Nov. 15, 2011

 

 
 

 

 

BGU’s Prof. Mahmoud Huleihel and his research group have achieved a breakthrough in male fertility. In an article entitled Differentiation of murine male germ cells to spermatozoa in a soft agar culture system just published online in the Asian Journal of Andrology, Huleihel, of the Shraga Segal Department of Microbiology and Immunology in the Faculty of Health Sciences, outlines the generation of spermatozoa from mouse testicular germ cells under in vitro culture.

“This study may open new therapeutic strategies for infertile men who cannot generate sperm and/or prepubertal cancer patients at risk of infertility due to aggressive chemo- or radiotherapy, and cannot cryopreserve sperm as in adult patients,” he said. 
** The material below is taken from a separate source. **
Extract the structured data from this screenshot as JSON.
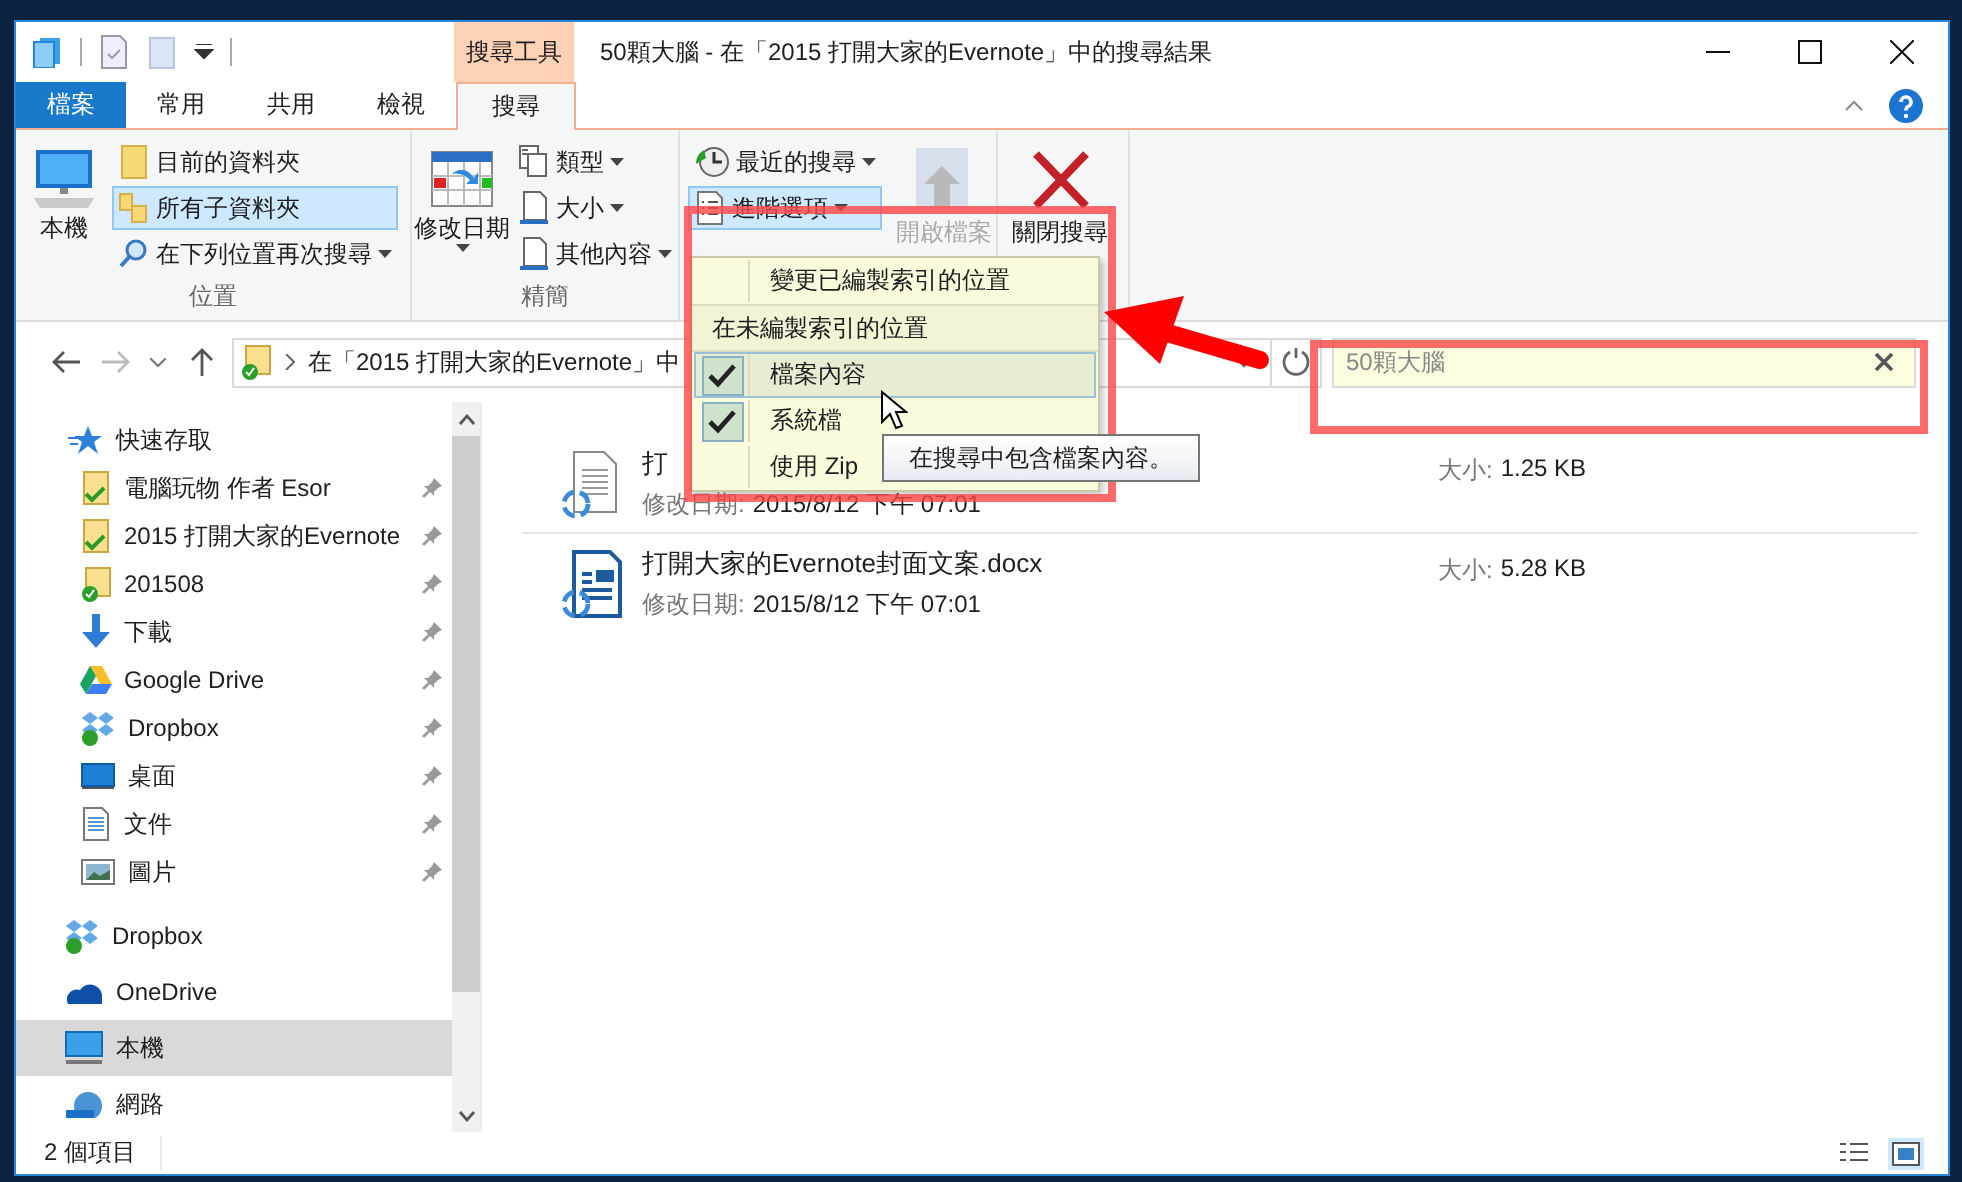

Huleihel and his team used a three-dimensional agar culture system (SACS) to generate the sperm. Huleihel pioneered the use of SACS for spermatogenesis in vitro. 

The study was performed in cooperation with Prof. Eitan Lunenfeld, Soroka University Medical Center, Beer-Sheva, and Prof. Stefan Schlatt, University of Münster, Münster, Germany, and was partially sponsored by the German Israel Fund (GIF).

AJA- Huleihel 2011.pdfAJA- Huleihel 2011.pdf